The Girl With Many Eyes
By Tim Burton
One day in the park
I had quite a surprise.
I met a girl
who had many eyes.
She was really quite pretty
(and also quite shocking!)
and I noticed she had a mouth,
so we ended up talking.
We talked about flowers,
and her poetry classes,
and the problems she’d have
if she ever wore glasses.
It’s great to know a girl
who has so many eyes,
but you really get wet
when she breaks down and cries.
My two-year-old daughter underwent surgery on both her beautiful hazel eyes in July for Strabismus. We had noticed since she was little that her eyes sometimes were misaligned, and if she was tired the degree of misalignment increased exponentially resulting in her tilting her head to focus both eyes on the same object. This misalignment also increased her clutziness and caused her to fall and bruise or cut her legs with a higher frequency than a normal active toddler. So, our primary aims were to improve her vision and to her increase her safety.
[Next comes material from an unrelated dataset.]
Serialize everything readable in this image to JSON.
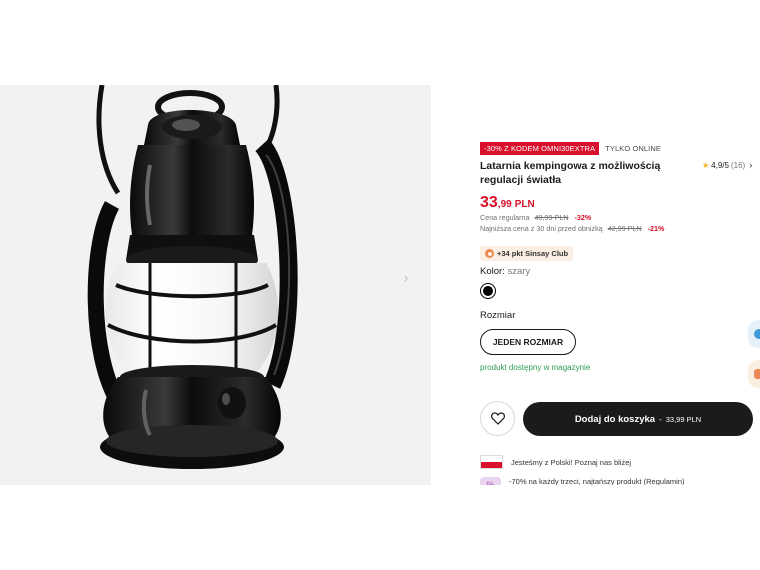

We also had another aim to minimize or eliminate any comments or teasing about her physical appearance. Noone wants their child to be teased because of his/her outward appearance, and while I will be the first to argue that looks should not be our primary focus in life, I also know the realities about the power of attractiveness and the benefits reaped by those more attractive than others. So, I made the decision to look for a doctor to correct her eye troubles.
In searching, I came across the website for a pediatric opthamologist in Westchester County whose online photos showed a colorful and happy environment for kids. My eyes were drawn in to the site because each room had an eyeful to look at–from dinosaurs, to Disney and Dr. Suess, to a room full of dragon and eagle kites. I decided that if I was going to put my child through the unpleasantness of surgery that the least I could do was ensure she did so in a pleasant environment.
We were not disappointed in the quality of care received from Dr. Dawn Rush. She was friendly and kind to us and answered all the questions we asked. Her treatment of our little girl was also warm and caring as she used play and distraction techniques to get our active girl to participate in her exam. Her princess wand was our baby’s favorite trick-up-the-sleeve, but she also responded well to Dr. Rush’s sticker-on-the-nose trick and her video of barking, walking and yelping toys.
From women’s eyes this doctrine I derive: They sparkle still the right Promethean fire; They are the books, the arts, the academes, That show, contain and nourish all the world.
William Shakespeare, Love’s Labour Lost
We visited the office on four occasions. Each time I was able to keep my wild child under control by having her play a game of “I Spy” as there are so many things to spy in Dr. Rush’s colorful office. We also read books and played with the toys available in her waiting area. She likes the two stuffed snakes best, and so we play “snake” whevever we’ve gone to the “eye spy” doctor as we affectionately call Dr. Rush.
Surgery was performed at Northern Westchester Hospital in mid-July. We were very pleased with the care and treatment we received at the hospital (so much so that the hospital will be the subject of a future entry), and Dr. Rush was reassuring and professional towards us allowing my husband to hold the baby during the administration of the anesthesia. She had prepared us ahead of time that it was normal for the patients’ eyes to roll back into their heads once the medication took affect.
The surgery was a success! Her eyes are now aligned, and she’s even cuter than she was before. Her vision is good, and she no longer has to tilt her head to see things normally. We are happy as her parents that she will not have to undergo any teasing due to a condition that is completely correctable.
She will be able to see the beautiful things in this world and to use her eyes to one day flirt with cute boys without any mishaps in alignment (though we don’t really want to rush that last use of her beautiful eyes along). We absolutely feel we made the correct decision for our daughter. Dr. Rush gets our recommendation, and even if sometimes there’s a bit of a wait to see her, she’s worth the wait. Just settle in and play a game of “snake” or a round of “I Spy.”